West Chester and Caln Police Departments have collected a collection of used bulletproof vests and donated them to residents of Ukraine, who are under attack by Russian forces.
The Eastern Palestinian Authority Chapter of the FBI National Academy is working with law enforcement to coordinate a collection of used ballistic vests throughout the southeast region of the Palestinian Authority to send to Ukraine . The overall program is coordinated by the Vermont National Guard and the goal is to provide ballistic protection to first responders (firefighters, EMTs, paramedics) on the front lines in Ukraine. J
West Chester Police have recovered 268 bulletproof vests from Chester County Police which are on their way to Ukraine to be used by emergency responders for protection. Used protective equipment will be given to doctors, nurses and other hospital staff to help protect them from harm during the crisis in their countries.
Members of the West Chester Police Department helped recover police body armor no longer in use for immediate dispatch to Ukraine. Departments from across Chester County arrived at the collection point consisting of Chief Morehead, Lt. Deighan and Cpl. Malicki to return their used vests.
“It was a humanitarian effort,” said J. Patrick Davis, Chester County Public Safety Training and Development Manager, who organized the local campaign, on Monday.
The vests were taken from West Chester to Lewistown State Police in Juniata County.
From there, they are dropped off at the Vermont National Guard. They should be sent to Ukraine on Wednesday.
Chester County’s collection drive began last Wednesday when Davis was briefed by Kirk Trate, a retired state police captain, about the statewide collection.
West Chester Police Chief Jim Morehouse agreed to organize Chester County, asking all 47 police departments to donate. He was assisted by Lt. Martin J. Deighan and Cpl. Jason Maliki.
Morehead agreed to organize Chester County, asking all 47 police departments to donate. He was assisted by Lt. Martin J. Deighan and Cpl. Jason Maliki.
“The National Institute of Justice standard allows for five years of use before a ballistic vest will need to be replaced,” Moorehead said. “Many of these vests, although outdated, are still useful. Honestly, they are definitely better than having no protection.
State Police donates 67 used vests. Capitol Police are donating 24 surplus vests and 15 level 3 ballistic helmets that can withstand certain calibers of bullets.
Col. Robert Evanchick, commissioner of state police, said the ballistic vests and helmets are for use by Ukrainian police officers and aid workers in Ukraine, and are to be shipped by the California National Guard, subject to the federal government approval.

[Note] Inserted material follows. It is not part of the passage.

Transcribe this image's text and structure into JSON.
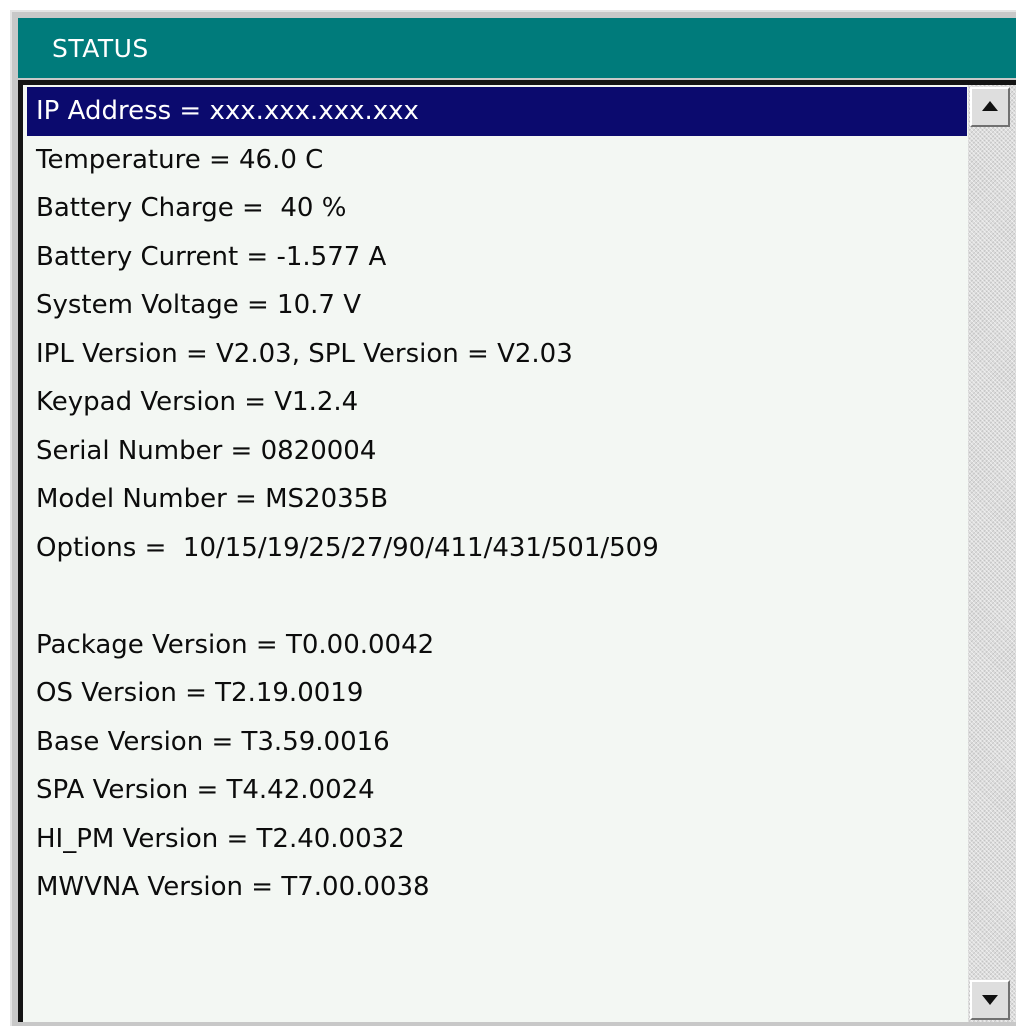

The two agencies produced approximately 110 used police body armor and 15 surplus ballistic helmets that they no longer used.
“This is surplus equipment that would otherwise be discarded,” Gov. Tom Wolf said during a press conference at state police headquarters.
Wolf noted that states cannot send weapons to a foreign country, but said the Ukrainian consulate has requested food and masks to protect against the coronavirus, so his administration is working on those requests.
Wolf also asked the Legislature to approve $2 million in state aid to assist Ukrainians fleeing the invasion who may come to Pennsylvania. Wolf said Wednesday he had no information about Ukrainian refugees arriving in the state.